Are Hunters’ Helga and Heinrich Hansöm Inspired by Actual Architects?

Prime Video’s ‘Hunters’ is set in America in the seventies, where three decades after the war, a group of people are brought together to hunt the Nazis hiding in America and make them pay for their crimes. Despite the fictional nature of the show, it does rely on some very real events to lay the foundation for its plot. A number of characters and events depicted in the show are real. While it brings many terrible things to the fore, it also shows the good side of humanity by telling stories of people who chose to do the right thing when they could’ve easily looked the other way. In the penultimate episode of ‘Hunters’ Season 2, we meet Helga and Heinrich Hansöm, an old married couple who take an immense risk in saving a number of people hunted by the Nazis. If you are wondering whether or not they are based on real people, then here’s what you should know about them.

Who Are Helga and Heinrich Hansöm?

Helga and Heinrich Hansöm are introduced as an odd couple who live alone in their huge house. Soon, however, it turns out that they have many Jews hiding inside the walls, living in the basement and attic. The couple has come up with an elaborate system to communicate with their guests, to keep them occupied during the day, and to alert them whenever danger is near. It is difficult to confirm whether Helga and Heinrich Hansöm were real people who helped Jews during the Second World War. Even though they might not be based on real people, their characters were inspired by the stories of many people who risked their all to save people when everyone else around them seemed intent on doing otherwise.

A detail about Heinrich Hansöm reveals that he was an architect. The most well-known architect who helped Jews escape the Nazis was Raoul Gustaf Wallenberg. Wallenberg was also a businessman, but it was his status as a diplomat that allowed him to help Hungarian Jews during the Holocaust. He is known to have handed out passports to help people leave the country and find safe haven in Sweden as its citizens, if only on a provisional basis. He also set up safe houses for them, and reportedly, ended up saving hundreds of thousands of people in the process. Sadly, Wallenberg disappeared in January 1945, and the details of his fate remain a puzzle to this day.

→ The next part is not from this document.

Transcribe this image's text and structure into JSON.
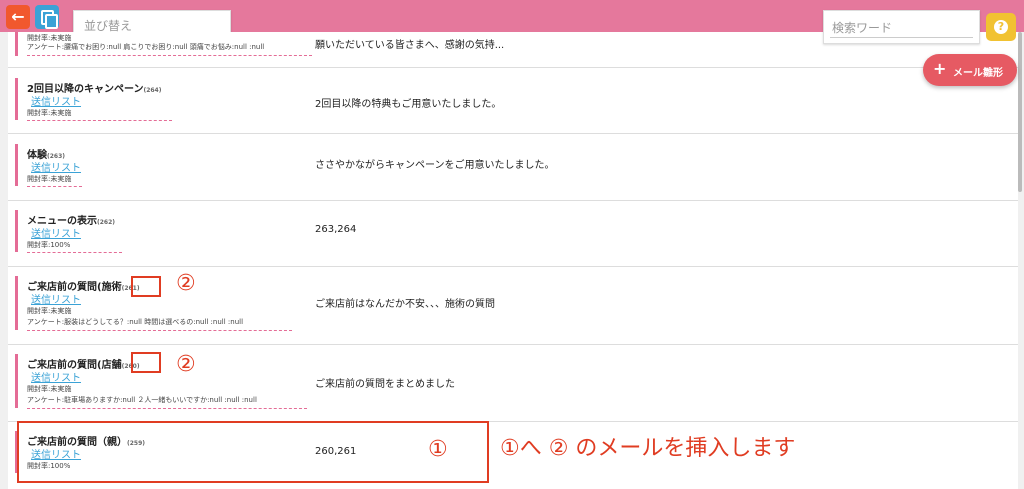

While Wallenberg had the power of his status as a diplomat, there were people like the Brilleslijper sisters, who created their own safe house to keep many people safe in Amsterdam. They found refuge in a house named The High Nest, on the outskirts of the city, which was later discovered by Roxane van Iperen, an author and a journalist. For about a year and a half, the sisters, who were also Jewish, made a home in the Nest and brought a number of other people to hide there.

Their nearest neighbor lived three miles away which allowed the residents to live comparatively freely. Their brother created hiding places all over the house which came in handy whenever any SS officer or someone they didn’t trust came around. After a while, a neighbor became suspicious and reported them to a Nazi, which led to the capture of all of the residents. Fortunately, three children were allowed to run away.

In the same vein, Wiktoria and Josef Ulma also hid several people in their farmhouse during the war. They too were informed upon, which led to the death of all the Jews hiding inside the house, along with the execution of the Ulmas and their children. There is also the story of a woman named Irena Gut who hid around twelve Jews, keeping them safe for as long as she could. What makes her story even more curious is that she did it right under the nose of a Nazi officer.

Gut was hired by an SS commander as his housekeeper in a house that was located outside of town. Just before that, she’d discovered that the Jews in the town were to be taken away. She shared this information with her twelve Jewish friends, helping them escape just in time. She also managed to sneak all of them into the basement of the house of the commander through a secret tunnel created by the previous owner of the place. For two years, Gut kept her friends safe. Though there were a couple of mishaps that could have undone everything, in the end, everything turned out well for them.

These are only a couple of many stories of people who helped complete strangers in the times when people found friends and neighbors turning against them. While the show doesn’t confirm whether Helga and Heinrich Hansöm existed in real life, it is clear that they are meant to represent the real people like the Ulmas and the Brilleslijper sisters who decided not to bow down to the oppressive forces and fought back the Nazis when things got unimaginably tough.

Read More: Are Hunters’ Ruth Heidelbaum and Meyer Offerman Based on Real Holocaust Survivors?